When Bondarchuk's film came out it stunned the wold, never before nor since anything like this was made. As Nick Pinkerton of Village Voice wrote: "This is the barbaric yawp of the Soviet film industry circa 1968, an entertainment A-bomb test announcing to the world: 'Here is what we are capable of' .''
It could take me many pages to just list praises to what have become the most unique cinematographic experience of the age. A superb acting, strict following of the text and timeline of the novel, absolutely unrivaled battle scenes, stunning music score by Ovchinnikov, camera work--all came together to make Tostoy's novel alive on the screen. It also became the most expensive movie ever made. But these were novel characters which since then became iconic to such a degree that for any cultured Russian (or any other nationality) man or a woman it is impossible anymore to see Natasha Rostova other than Lyudmila Savelieva, Pierre other than Bondarchuk himself, who managed to transcend the age of his character. It is impossible to imagine Prince Andrei other than Vyacheslav Tikhonov or see Kutuzov as not Boris Zakhava. Oleg Tabakov IS Nikolai Rostov, to the very last fiber of what Nikolai is in the novel. The movie itself transcended the novel. All this was achieved without fucking, blow jobs and incest which NEVER was in Tolstoy's epic, other than description of Helen Kuragina's (later Bezukhova) "marble" rich breasts, which naturally beautiful and talented Irina Skobtseva (real life wife of Sergei Bondarchuk) portrayed by exhibiting her cleavage in the scene of Pierre being devastated by the death of his father. That is it. Yet, both book and movie are filled with love, betrayal and devotion of its characters. This is what got lost on the "creators" and rapist of the original book at BBC. How could Tolstoy fail to notice that his immortal novel would have been much better with the description of sexual positions, probably blow jobs and incest. Too bad, he didn't live to be instructed by BBC producers.

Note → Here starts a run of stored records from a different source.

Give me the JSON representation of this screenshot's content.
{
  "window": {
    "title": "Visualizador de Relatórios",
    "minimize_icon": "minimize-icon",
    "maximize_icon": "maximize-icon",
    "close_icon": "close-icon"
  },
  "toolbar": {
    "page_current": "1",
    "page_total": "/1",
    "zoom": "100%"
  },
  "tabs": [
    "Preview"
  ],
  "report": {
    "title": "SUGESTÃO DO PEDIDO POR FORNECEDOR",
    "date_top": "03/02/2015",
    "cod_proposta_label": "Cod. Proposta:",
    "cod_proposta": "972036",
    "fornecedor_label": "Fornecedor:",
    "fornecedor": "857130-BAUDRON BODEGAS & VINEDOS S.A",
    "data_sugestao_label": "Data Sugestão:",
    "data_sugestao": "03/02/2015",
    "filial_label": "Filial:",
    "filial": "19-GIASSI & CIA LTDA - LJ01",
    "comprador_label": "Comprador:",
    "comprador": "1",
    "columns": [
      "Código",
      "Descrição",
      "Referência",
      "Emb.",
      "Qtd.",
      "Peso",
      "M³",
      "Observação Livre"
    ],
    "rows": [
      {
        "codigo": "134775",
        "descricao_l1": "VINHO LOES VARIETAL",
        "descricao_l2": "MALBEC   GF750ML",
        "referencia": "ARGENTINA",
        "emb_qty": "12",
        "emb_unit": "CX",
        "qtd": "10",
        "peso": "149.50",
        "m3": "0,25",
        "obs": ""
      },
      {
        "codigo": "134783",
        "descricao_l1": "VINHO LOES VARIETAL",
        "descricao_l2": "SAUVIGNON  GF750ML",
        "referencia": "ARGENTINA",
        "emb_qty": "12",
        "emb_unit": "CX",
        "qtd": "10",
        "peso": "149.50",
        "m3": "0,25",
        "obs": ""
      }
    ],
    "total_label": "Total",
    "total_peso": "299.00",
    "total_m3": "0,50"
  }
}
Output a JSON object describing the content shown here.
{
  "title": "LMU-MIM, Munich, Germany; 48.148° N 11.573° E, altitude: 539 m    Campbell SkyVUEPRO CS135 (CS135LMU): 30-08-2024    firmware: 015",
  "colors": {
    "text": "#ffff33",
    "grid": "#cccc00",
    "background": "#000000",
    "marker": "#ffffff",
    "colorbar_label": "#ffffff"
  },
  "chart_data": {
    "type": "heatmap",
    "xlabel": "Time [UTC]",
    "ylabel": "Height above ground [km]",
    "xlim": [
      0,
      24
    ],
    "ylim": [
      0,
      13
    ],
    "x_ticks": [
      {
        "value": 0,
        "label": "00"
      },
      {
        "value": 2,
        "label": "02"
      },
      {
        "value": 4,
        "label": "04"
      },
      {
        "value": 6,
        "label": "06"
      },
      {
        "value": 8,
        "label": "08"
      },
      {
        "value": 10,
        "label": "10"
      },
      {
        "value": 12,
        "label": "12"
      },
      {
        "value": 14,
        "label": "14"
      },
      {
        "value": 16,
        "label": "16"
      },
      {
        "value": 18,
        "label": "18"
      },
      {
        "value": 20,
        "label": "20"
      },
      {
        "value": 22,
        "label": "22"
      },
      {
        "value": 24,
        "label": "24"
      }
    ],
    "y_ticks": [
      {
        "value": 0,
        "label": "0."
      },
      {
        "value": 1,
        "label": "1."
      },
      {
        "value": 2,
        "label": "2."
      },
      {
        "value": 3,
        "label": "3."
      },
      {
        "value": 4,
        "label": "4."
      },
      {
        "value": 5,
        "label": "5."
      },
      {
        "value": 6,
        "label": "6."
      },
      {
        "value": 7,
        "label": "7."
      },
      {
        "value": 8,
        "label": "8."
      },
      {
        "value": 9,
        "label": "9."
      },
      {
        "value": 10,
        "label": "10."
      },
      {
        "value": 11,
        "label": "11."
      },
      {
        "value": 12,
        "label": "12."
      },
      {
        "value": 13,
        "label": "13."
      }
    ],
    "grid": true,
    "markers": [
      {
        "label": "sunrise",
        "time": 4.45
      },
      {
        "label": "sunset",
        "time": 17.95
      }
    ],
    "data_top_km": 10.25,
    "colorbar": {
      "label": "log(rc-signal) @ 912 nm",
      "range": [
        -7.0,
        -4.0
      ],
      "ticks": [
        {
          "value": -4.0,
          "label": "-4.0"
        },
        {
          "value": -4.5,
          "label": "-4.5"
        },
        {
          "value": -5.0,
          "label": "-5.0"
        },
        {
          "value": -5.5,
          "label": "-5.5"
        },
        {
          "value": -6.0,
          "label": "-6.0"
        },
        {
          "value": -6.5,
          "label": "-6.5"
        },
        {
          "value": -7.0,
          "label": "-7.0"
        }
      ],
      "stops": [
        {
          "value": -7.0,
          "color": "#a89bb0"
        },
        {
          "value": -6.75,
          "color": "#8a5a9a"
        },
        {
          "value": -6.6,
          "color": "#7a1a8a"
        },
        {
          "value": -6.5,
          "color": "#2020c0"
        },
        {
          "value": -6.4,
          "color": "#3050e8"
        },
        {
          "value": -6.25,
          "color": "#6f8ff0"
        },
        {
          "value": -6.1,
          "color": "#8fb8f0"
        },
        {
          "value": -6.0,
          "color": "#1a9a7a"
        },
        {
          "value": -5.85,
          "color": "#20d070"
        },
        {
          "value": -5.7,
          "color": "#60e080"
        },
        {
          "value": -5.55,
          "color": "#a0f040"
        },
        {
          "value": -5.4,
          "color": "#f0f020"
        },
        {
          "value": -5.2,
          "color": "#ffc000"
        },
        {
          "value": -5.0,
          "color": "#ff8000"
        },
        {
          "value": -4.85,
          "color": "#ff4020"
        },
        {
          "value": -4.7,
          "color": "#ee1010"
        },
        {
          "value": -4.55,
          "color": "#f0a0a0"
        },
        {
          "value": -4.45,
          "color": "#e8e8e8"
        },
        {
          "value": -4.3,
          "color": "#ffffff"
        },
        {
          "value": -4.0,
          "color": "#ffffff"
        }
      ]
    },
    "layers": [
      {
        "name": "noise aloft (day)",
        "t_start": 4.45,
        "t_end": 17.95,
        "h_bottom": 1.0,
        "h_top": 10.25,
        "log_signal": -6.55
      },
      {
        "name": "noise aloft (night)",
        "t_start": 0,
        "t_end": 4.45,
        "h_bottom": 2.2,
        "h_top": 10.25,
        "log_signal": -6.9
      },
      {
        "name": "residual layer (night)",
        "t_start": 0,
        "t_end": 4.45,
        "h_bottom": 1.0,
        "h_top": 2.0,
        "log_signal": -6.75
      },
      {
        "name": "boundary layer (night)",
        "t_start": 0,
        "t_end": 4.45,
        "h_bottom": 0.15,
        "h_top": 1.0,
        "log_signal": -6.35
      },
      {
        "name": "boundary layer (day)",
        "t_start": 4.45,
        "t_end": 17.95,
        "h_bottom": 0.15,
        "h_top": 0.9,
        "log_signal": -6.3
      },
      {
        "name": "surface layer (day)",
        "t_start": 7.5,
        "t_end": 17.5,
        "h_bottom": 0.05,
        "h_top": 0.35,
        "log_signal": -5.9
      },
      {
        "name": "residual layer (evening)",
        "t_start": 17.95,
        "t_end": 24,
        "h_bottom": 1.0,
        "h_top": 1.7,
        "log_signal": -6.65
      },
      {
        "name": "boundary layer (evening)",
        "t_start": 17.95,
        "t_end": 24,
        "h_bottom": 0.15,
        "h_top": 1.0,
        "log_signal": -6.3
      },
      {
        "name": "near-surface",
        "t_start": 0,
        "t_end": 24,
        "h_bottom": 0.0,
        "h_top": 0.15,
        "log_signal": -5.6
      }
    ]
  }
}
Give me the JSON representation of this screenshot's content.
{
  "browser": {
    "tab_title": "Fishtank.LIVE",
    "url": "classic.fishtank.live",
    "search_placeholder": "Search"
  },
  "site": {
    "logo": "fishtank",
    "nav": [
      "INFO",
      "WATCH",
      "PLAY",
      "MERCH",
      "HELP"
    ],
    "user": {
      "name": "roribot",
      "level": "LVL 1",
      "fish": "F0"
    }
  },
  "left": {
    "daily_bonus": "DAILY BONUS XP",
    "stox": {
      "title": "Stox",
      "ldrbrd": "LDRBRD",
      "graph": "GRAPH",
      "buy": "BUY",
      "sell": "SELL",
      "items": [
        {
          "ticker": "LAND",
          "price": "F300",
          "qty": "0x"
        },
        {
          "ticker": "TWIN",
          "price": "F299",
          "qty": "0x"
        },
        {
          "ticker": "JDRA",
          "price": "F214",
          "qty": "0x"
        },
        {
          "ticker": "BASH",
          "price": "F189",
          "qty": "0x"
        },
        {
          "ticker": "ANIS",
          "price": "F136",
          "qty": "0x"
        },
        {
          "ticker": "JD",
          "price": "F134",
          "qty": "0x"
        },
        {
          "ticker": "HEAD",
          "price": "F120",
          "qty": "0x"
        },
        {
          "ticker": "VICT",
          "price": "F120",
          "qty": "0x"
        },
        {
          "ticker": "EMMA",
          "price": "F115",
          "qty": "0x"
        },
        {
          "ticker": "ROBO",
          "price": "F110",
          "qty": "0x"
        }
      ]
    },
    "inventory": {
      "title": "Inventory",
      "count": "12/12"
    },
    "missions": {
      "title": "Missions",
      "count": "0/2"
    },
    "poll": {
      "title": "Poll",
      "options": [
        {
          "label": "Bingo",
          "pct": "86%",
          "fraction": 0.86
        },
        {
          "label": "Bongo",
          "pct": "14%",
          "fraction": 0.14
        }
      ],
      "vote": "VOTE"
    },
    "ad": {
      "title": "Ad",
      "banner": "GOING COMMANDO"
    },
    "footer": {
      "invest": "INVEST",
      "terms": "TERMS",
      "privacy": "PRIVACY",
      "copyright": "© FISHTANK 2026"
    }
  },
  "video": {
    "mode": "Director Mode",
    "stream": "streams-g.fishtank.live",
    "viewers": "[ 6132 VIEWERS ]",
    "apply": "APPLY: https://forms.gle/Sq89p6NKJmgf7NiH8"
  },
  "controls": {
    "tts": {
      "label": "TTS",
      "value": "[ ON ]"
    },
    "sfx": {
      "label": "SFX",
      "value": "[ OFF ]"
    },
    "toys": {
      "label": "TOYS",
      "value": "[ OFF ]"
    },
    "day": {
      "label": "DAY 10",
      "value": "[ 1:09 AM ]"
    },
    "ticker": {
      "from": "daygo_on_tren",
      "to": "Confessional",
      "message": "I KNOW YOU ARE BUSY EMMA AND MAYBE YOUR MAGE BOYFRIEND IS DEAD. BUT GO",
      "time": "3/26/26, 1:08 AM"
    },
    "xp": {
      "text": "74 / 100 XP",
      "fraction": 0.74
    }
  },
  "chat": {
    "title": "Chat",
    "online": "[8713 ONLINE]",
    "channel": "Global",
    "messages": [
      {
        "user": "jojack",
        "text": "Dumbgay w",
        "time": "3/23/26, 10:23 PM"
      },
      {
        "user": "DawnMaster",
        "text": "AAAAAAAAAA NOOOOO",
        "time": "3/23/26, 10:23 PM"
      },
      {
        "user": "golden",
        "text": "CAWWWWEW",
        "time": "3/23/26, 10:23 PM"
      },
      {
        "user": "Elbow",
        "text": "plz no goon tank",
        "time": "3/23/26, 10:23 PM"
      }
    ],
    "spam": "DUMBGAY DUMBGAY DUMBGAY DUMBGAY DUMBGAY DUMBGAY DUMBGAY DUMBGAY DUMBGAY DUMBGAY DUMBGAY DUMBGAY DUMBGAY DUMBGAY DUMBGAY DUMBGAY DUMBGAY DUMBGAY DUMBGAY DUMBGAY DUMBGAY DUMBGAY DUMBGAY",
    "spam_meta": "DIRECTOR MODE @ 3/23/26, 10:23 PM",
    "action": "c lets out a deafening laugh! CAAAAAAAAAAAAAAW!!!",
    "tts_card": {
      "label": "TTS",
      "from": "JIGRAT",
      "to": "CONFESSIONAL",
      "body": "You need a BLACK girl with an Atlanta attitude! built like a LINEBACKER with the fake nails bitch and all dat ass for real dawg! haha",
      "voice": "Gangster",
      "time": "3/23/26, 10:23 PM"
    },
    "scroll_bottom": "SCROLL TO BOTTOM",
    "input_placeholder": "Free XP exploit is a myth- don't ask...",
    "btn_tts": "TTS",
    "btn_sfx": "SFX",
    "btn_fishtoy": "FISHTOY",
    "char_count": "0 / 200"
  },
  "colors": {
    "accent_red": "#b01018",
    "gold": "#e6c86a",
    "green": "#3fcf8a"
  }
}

And, of course, those cretins will never be able to understand that Russian Army couldn't greet Tzar Alexander, who, accidentally, viewed Russian and Austrian troops on the eve of Austerlitz in the company of Emperor Francis, with shaking their hands with weapons in them and jumping. Regular armies, do not behave like this and since the times primordial, maintaining a beautiful line of rank and files in a face of highest authority is what military does, responding to greetings unison greeting and with hooray. Didn't they see any parades from Red Square?
So, after Dolokhov fucked Helen on the table, after Russian Army greeted its Tzar behaving as a bunch of undisciplined monkeys I got the message--this is a disgrace. I turned off the TV and am not going to watch this POS anymore. BBC, go fuck yourself....on the table for defacing a great work of art and literature. Creeps. Better yet, upload it to the Pornhub--it is where it belongs. I, however, will stick to the icon.